An a priori assessment of the disparities in estimating the filtered chemical reaction rates in Large-Eddy Simulations (LES) is performed using two Direct Numerical Simulations (DNS) of turbulent premixed flames. DNS of turbulent premixed flames with the same turbulent Reynolds number but different Karlovitz numbers are carried out using semi-detailed finite-rate chemistry to represent different flame conditions. The sensitivities of the differences between the LES-filtered chemical reaction rates and those constructed using LES-filtered thermochemical variables (referred to as ‘disparity’ below) to reaction types, species characteristics, and flame conditions are systematically investigated. The sensitivity to reaction type is examined by quantifying the disparity in the filtered temperature-dependent reaction rate constant as a function of kinetic rate parameters. The sensitivity to species characteristics is examined by quantifying the disparity in the filtered law of mass action as a function of species chemical time scales and formation location. The sensitivity to flame conditions is examined by contrasting the results obtained from the two simulations. These disparities are compared to characterise distinct reaction/species categories with different levels of disparity in estimating the filtered chemical reaction rates in LES. For both flames, it is found that the rate constants estimated using LES-filtered temperature severely under-predict the LES-filtered rate constants, especially for reactions with high activation energies. The law of mass action estimated using LES-filtered species concentrations severely over-predicts the LES-filtered law of mass action, especially for reactions involving reactants with small chemical time scales. The combined effects are found to lead to considerable differences between the LES-filtered chemical reaction rates and those constructed using LES-filtered thermochemical quantities for all reaction types involving different classes of reactants typically included in combustion reaction mechanisms. The details and explanations of these differences provide test cases useful to the improvement of key LES modelling approximations.

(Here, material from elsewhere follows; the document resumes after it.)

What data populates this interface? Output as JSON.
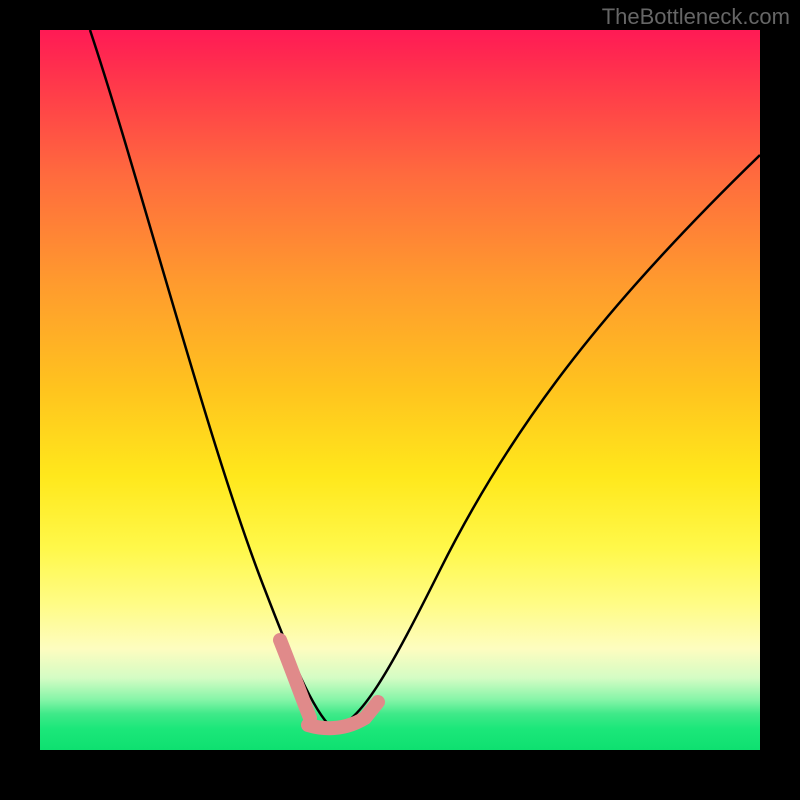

All Science Journal Classification (ASJC) codes
- Chemical Engineering(all)
- Modeling and Simulation
- Fuel Technology
- Energy Engineering and Power Technology
- Physics and Astronomy(all)